3. In the event any or all of the Property is sold at a judicial or execution sale, the person or entity acquiring title through such sale shall, before taking possession of the property so sold, give forty-five (45) days' written notice to the Grantor of his intention so to do, whereupon the Grantor shall have an irrevocable option to purchase such Property at the same price for which it was sold at said sale. If said option is not exercised by the Grantor within said forty-five (45) days after receipt of such notice, it shall thereupon expire and said purchaser may thereafter take possession of said property. The Grantor shall be deemed to have exercised its option if he tenders the required sum of money to the purchaser within said forty-five (45) day period.
4. As used herein the term 'fair market value' shall be the current market value of the applicable portion of the Property as determined by the majority vote of three appraisers selected as follows. Grantor and the owner of the Property ('Owner') shall each select a qualified real estate appraiser and the two appraisers thus selected shall choose another qualified real estate appraiser. Fifteen (15) days after the appointment of the third appraiser, the three appraisers shall determine, by majority vote, the fair market value of the portion of the Property the Owner contemplates selling, assigning or transferring. If the Property is subject to any liens or encumbrances of definite or ascertainable amounts, the fair market value of the Property shall be deemed to be the current market value reduced by the amount of any such liens or encumbrances. The three appraisers shall give written notice of their determination to Grantor and Owner.
5. As used herein, a 'sale' or 'assignment' of the Property shall be deemed to mean any conveyance or transfer of the ownership interest in the Property including, without limitation, the following:
a. Execution and delivery of a Warranty Deed, Quit Claim Deed, Deed in Trust or Trustee's Deed;
b. Assignment of the beneficial interest in LaSalle National Bank Trust No. 103081 or any other land trust holding title to the Property;
c. Transfer by gift of the property;
d. Bequest of the beneficial interest or power of direction of any land trust holding title to the Property;
e. Devise of the Property;
f. Passing of title to the Property by intestacy pursuant to applicable statutes of descent and distribution; and

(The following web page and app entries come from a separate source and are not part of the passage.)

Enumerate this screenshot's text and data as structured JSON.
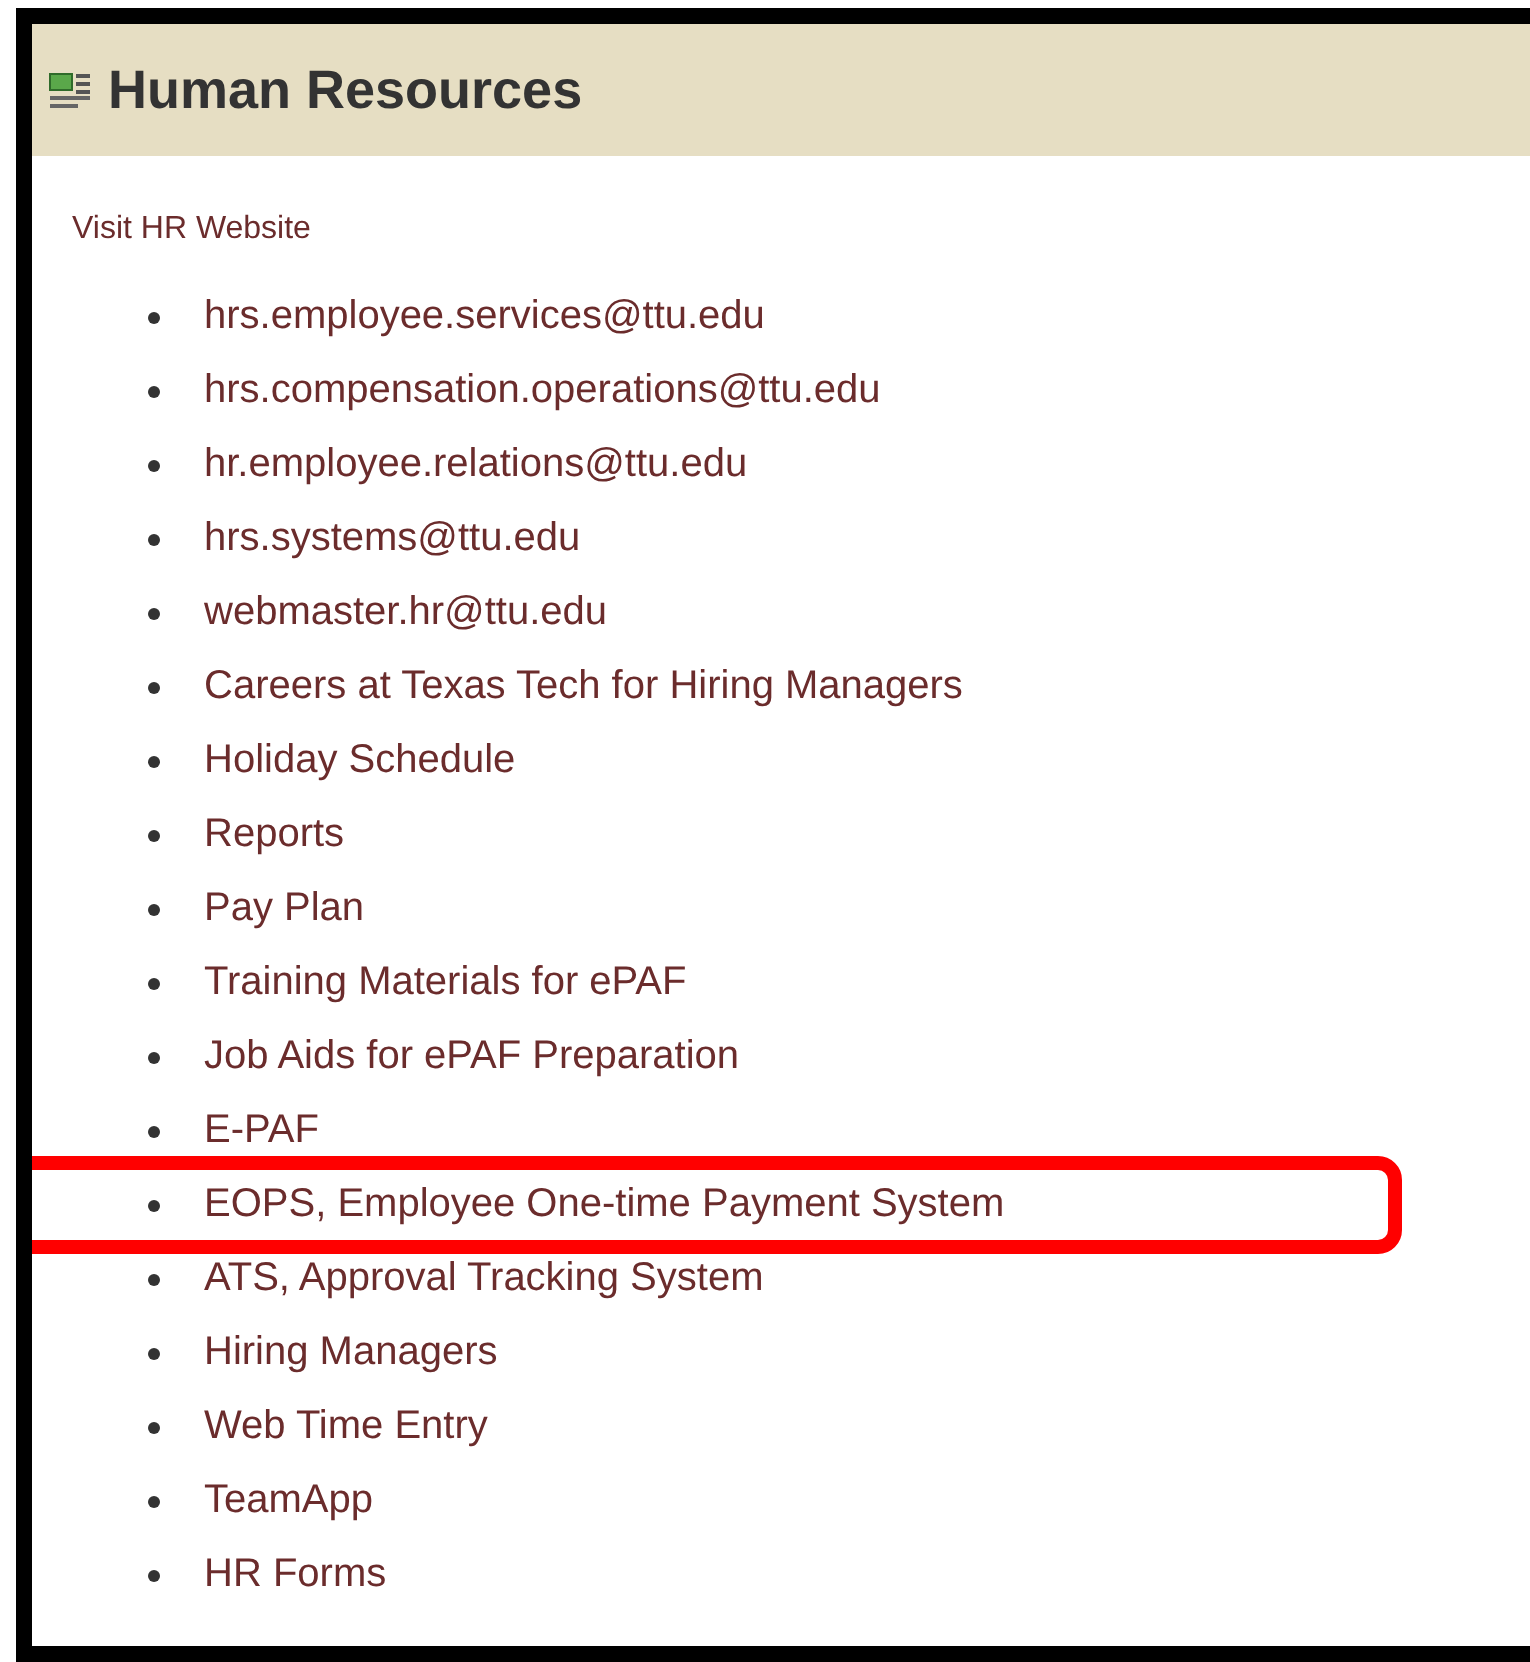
{
  "panel": {
    "title": "Human Resources",
    "link": "Visit HR Website",
    "items": [
      {
        "label": "hrs.employee.services@ttu.edu",
        "highlighted": false
      },
      {
        "label": "hrs.compensation.operations@ttu.edu",
        "highlighted": false
      },
      {
        "label": "hr.employee.relations@ttu.edu",
        "highlighted": false
      },
      {
        "label": "hrs.systems@ttu.edu",
        "highlighted": false
      },
      {
        "label": "webmaster.hr@ttu.edu",
        "highlighted": false
      },
      {
        "label": "Careers at Texas Tech for Hiring Managers",
        "highlighted": false
      },
      {
        "label": "Holiday Schedule",
        "highlighted": false
      },
      {
        "label": "Reports",
        "highlighted": false
      },
      {
        "label": "Pay Plan",
        "highlighted": false
      },
      {
        "label": "Training Materials for ePAF",
        "highlighted": false
      },
      {
        "label": "Job Aids for ePAF Preparation",
        "highlighted": false
      },
      {
        "label": "E-PAF",
        "highlighted": false
      },
      {
        "label": "EOPS, Employee One-time Payment System",
        "highlighted": true
      },
      {
        "label": "ATS, Approval Tracking System",
        "highlighted": false
      },
      {
        "label": "Hiring Managers",
        "highlighted": false
      },
      {
        "label": "Web Time Entry",
        "highlighted": false
      },
      {
        "label": "TeamApp",
        "highlighted": false
      },
      {
        "label": "HR Forms",
        "highlighted": false
      }
    ]
  }
}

g. Passing of title to the Property by judicial, execution, or foreclosure sale or the passing of title to the Property by Deed in lieu of foreclosure.
6. A waiver by Grantor, his successors and assigns, in any one instance of Grantor's right to repurchase the Property as set forth above shall not constitute a waiver of said right to repurchase in any subsequent instance. The right to repurchase contained herein shall inure to the benefit of Grantor and his successors and assigns and shall survive the closing of each and every sale or assignment of the Property during the period commencing with the date hereof and ending with the Right to Repurchase Expiration Date."